** Material for the task follows **

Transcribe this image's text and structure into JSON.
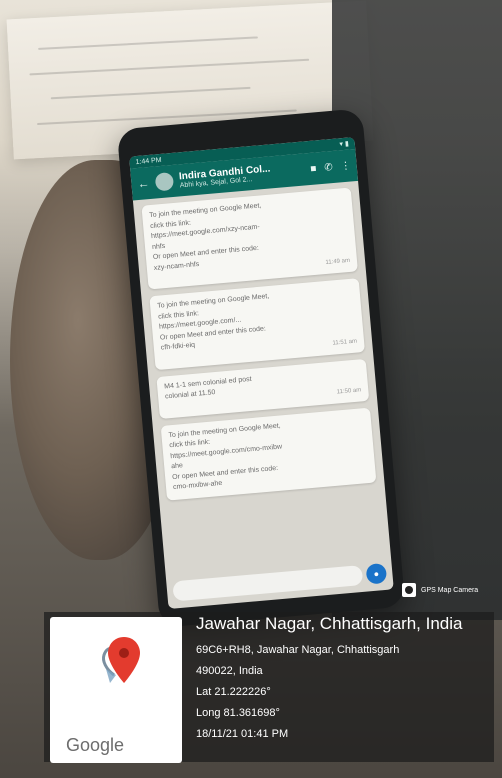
{
  "phone": {
    "status": {
      "time": "1:44 PM",
      "icons": "▾ ▮"
    },
    "chat_header": {
      "title": "Indira Gandhi Col...",
      "subtitle": "Abhi kya, Sejal, Gol 2...",
      "icons": [
        "back-arrow-icon",
        "video-call-icon",
        "voice-call-icon",
        "menu-dots-icon"
      ]
    },
    "messages": [
      {
        "lines": [
          "To join the meeting on Google Meet,",
          "click this link:",
          "https://meet.google.com/xzy-ncam-",
          "nhfs",
          "Or open Meet and enter this code:",
          "xzy-ncam-nhfs"
        ],
        "time": "11:49 am"
      },
      {
        "lines": [
          "To join the meeting on Google Meet,",
          "click this link:",
          "https://meet.google.com/...",
          "Or open Meet and enter this code:",
          "cfh-fdki-eiq"
        ],
        "time": "11:51 am"
      },
      {
        "lines": [
          "M4 1-1 sem colonial ed post",
          "colonial at 11.50"
        ],
        "time": "11:50 am"
      },
      {
        "lines": [
          "To join the meeting on Google Meet,",
          "click this link:",
          "https://meet.google.com/cmo-mxibw",
          "ahe",
          "Or open Meet and enter this code:",
          "cmo-mxibw-ahe"
        ],
        "time": ""
      }
    ]
  },
  "gps_badge": {
    "label": "GPS Map Camera",
    "icon": "camera-icon"
  },
  "location": {
    "title": "Jawahar Nagar, Chhattisgarh, India",
    "address_line1": "69C6+RH8, Jawahar Nagar, Chhattisgarh",
    "address_line2": "490022, India",
    "lat": "Lat 21.222226°",
    "long": "Long 81.361698°",
    "datetime": "18/11/21 01:41 PM"
  },
  "map": {
    "logo_text": "Google",
    "pin_icon": "map-pin-icon"
  },
  "colors": {
    "overlay": "#1c1c1c",
    "pin": "#e33b2e",
    "whatsapp_header": "#0b6a5f"
  }
}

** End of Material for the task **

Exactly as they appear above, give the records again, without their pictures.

Transcribe this image's text and structure into JSON.
{
  "phone": {
    "status": {
      "time": "1:44 PM",
      "icons": "▾ ▮"
    },
    "chat_header": {
      "title": "Indira Gandhi Col...",
      "subtitle": "Abhi kya, Sejal, Gol 2...",
      "icons": [
        "back-arrow-icon",
        "video-call-icon",
        "voice-call-icon",
        "menu-dots-icon"
      ]
    },
    "messages": [
      {
        "lines": [
          "To join the meeting on Google Meet,",
          "click this link:",
          "https://meet.google.com/xzy-ncam-",
          "nhfs",
          "Or open Meet and enter this code:",
          "xzy-ncam-nhfs"
        ],
        "time": "11:49 am"
      },
      {
        "lines": [
          "To join the meeting on Google Meet,",
          "click this link:",
          "https://meet.google.com/...",
          "Or open Meet and enter this code:",
          "cfh-fdki-eiq"
        ],
        "time": "11:51 am"
      },
      {
        "lines": [
          "M4 1-1 sem colonial ed post",
          "colonial at 11.50"
        ],
        "time": "11:50 am"
      },
      {
        "lines": [
          "To join the meeting on Google Meet,",
          "click this link:",
          "https://meet.google.com/cmo-mxibw",
          "ahe",
          "Or open Meet and enter this code:",
          "cmo-mxibw-ahe"
        ],
        "time": ""
      }
    ]
  },
  "gps_badge": {
    "label": "GPS Map Camera",
    "icon": "camera-icon"
  },
  "location": {
    "title": "Jawahar Nagar, Chhattisgarh, India",
    "address_line1": "69C6+RH8, Jawahar Nagar, Chhattisgarh",
    "address_line2": "490022, India",
    "lat": "Lat 21.222226°",
    "long": "Long 81.361698°",
    "datetime": "18/11/21 01:41 PM"
  },
  "map": {
    "logo_text": "Google",
    "pin_icon": "map-pin-icon"
  },
  "colors": {
    "overlay": "#1c1c1c",
    "pin": "#e33b2e",
    "whatsapp_header": "#0b6a5f"
  }
}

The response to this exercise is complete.